** Problem statement **
Search the records below for "will"; copy each line that has it.

Data about app and page elements:
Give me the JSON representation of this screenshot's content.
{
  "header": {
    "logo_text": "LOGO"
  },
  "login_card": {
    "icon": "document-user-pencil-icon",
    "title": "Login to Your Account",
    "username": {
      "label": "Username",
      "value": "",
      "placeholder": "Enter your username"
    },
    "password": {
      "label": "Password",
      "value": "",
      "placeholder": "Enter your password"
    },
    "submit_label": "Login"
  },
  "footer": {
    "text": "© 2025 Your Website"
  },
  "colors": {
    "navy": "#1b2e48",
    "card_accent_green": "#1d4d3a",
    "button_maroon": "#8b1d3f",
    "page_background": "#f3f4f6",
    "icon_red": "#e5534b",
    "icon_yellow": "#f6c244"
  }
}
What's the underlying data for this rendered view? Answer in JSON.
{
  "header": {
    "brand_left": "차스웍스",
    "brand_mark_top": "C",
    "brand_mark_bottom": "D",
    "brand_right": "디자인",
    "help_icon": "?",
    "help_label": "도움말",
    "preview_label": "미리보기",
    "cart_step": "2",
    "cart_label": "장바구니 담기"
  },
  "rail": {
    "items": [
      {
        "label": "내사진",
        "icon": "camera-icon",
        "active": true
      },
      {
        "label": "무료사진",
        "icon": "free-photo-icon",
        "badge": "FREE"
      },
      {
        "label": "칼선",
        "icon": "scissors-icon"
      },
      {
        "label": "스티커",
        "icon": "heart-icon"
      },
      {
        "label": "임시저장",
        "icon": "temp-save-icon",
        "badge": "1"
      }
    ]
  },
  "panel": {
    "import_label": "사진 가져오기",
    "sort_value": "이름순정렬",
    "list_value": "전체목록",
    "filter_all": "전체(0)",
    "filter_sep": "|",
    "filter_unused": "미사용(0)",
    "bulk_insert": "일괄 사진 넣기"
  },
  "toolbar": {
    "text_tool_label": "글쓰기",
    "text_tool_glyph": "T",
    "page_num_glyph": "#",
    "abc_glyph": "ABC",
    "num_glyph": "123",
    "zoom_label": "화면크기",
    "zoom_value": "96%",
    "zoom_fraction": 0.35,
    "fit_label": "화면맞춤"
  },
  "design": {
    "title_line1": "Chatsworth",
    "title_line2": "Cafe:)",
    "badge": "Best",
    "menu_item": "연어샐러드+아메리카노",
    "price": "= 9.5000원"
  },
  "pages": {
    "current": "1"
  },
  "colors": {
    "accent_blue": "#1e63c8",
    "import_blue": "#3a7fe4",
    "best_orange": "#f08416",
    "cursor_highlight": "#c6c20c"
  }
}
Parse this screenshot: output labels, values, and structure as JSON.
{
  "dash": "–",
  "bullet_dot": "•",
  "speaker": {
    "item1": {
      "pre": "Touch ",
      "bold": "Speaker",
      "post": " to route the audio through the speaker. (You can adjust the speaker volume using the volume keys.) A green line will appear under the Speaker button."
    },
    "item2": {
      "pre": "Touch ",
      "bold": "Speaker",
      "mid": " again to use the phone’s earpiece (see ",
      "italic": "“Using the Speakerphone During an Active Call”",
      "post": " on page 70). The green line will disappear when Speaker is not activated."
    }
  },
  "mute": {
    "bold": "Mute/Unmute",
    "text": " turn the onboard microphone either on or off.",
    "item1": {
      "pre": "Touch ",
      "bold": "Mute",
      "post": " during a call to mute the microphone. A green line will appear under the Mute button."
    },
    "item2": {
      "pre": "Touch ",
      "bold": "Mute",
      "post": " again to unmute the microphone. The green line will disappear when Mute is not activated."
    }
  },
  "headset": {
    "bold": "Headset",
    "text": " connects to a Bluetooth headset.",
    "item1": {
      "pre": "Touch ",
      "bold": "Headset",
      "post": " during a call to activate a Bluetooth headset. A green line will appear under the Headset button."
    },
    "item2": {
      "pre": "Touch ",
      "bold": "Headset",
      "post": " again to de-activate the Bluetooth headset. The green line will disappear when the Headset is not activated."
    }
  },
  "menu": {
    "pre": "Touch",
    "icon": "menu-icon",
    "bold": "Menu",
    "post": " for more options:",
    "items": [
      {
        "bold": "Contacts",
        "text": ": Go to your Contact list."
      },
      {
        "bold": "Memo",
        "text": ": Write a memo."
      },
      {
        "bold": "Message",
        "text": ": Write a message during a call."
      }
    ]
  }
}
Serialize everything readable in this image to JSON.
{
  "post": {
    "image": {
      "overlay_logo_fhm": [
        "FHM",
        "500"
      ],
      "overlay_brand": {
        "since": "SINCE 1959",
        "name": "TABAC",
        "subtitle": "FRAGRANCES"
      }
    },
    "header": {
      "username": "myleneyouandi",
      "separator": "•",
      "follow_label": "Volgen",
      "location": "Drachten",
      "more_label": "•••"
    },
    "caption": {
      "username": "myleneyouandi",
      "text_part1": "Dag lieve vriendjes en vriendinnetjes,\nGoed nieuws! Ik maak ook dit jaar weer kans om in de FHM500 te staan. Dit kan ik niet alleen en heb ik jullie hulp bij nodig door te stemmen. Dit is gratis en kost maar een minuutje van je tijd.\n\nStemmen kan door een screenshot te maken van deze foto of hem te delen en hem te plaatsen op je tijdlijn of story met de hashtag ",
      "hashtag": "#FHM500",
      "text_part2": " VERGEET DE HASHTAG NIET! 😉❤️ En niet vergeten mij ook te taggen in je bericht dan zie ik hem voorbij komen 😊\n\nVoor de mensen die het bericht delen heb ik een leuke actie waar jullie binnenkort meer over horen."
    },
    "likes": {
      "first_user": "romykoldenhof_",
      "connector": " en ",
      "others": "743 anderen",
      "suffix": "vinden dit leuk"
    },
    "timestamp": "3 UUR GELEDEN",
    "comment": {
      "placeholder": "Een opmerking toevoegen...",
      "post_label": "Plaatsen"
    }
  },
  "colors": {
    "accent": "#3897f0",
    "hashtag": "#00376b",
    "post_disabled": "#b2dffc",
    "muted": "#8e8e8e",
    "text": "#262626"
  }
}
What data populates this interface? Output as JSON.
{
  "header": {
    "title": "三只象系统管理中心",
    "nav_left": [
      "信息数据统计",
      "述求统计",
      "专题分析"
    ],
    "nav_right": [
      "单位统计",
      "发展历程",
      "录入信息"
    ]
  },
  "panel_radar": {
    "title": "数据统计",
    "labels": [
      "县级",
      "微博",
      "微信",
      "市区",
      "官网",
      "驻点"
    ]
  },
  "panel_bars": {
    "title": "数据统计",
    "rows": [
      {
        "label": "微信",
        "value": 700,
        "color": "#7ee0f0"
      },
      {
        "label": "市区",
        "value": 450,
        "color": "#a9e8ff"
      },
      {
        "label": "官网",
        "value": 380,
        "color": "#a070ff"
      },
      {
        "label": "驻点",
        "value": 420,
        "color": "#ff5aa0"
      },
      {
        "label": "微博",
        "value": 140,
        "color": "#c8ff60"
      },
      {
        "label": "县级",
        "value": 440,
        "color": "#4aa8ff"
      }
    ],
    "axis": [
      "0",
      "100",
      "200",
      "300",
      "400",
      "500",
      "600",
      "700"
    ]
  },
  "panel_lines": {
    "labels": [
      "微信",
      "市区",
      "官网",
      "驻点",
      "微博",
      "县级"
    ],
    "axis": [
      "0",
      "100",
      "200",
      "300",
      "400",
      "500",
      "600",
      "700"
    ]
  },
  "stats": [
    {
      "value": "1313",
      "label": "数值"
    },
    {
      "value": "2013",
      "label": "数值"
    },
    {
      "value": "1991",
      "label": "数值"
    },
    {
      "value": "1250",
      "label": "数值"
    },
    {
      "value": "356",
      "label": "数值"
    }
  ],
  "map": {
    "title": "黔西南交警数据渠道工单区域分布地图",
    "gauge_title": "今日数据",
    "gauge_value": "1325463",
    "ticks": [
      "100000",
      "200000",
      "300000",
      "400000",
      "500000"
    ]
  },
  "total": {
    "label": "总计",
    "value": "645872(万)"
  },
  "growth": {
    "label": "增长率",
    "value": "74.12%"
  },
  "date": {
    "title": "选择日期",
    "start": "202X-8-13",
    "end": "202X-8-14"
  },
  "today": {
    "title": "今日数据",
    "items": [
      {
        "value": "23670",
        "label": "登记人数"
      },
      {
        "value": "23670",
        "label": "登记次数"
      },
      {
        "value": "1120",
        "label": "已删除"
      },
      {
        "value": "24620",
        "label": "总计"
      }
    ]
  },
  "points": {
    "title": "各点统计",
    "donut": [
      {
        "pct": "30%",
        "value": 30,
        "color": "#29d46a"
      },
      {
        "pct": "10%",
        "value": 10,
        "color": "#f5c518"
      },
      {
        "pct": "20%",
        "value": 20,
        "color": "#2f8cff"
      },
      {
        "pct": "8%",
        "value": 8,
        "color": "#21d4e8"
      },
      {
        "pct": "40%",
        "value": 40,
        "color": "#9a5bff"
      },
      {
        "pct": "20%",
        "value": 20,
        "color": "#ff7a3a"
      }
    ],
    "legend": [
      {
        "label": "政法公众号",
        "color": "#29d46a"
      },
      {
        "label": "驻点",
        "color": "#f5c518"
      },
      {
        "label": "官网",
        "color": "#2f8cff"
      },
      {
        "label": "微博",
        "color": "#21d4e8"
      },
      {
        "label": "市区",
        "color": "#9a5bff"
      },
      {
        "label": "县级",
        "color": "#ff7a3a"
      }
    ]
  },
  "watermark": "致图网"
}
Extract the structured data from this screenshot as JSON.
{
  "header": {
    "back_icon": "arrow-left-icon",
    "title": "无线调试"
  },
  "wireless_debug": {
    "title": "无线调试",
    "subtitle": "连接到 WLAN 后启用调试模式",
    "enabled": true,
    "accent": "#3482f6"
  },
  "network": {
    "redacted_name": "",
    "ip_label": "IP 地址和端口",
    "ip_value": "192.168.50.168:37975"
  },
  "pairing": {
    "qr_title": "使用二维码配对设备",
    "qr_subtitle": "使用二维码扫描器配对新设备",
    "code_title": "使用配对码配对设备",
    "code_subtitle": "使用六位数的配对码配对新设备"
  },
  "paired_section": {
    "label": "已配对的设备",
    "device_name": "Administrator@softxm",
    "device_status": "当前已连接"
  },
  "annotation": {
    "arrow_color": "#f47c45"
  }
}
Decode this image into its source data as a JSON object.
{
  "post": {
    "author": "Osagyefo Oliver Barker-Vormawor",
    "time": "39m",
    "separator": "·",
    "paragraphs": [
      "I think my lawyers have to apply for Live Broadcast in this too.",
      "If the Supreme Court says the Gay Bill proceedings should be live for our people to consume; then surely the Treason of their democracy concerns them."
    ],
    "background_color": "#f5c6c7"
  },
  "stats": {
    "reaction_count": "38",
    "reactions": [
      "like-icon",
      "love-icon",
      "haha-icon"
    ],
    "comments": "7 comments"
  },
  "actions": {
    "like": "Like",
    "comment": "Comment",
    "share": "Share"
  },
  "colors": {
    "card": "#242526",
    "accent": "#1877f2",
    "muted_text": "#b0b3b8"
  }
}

** Response to this exercise **
      "post": " to route the audio through the speaker. (You can adjust the speaker volume using the volume keys.) A green line will appear under the Speaker button."
      "post": " on page 70). The green line will disappear when Speaker is not activated."
      "post": " during a call to mute the microphone. A green line will appear under the Mute button."
      "post": " again to unmute the microphone. The green line will disappear when Mute is not activated."
      "post": " during a call to activate a Bluetooth headset. A green line will appear under the Headset button."
      "post": " again to de-activate the Bluetooth headset. The green line will disappear when the Headset is not activated."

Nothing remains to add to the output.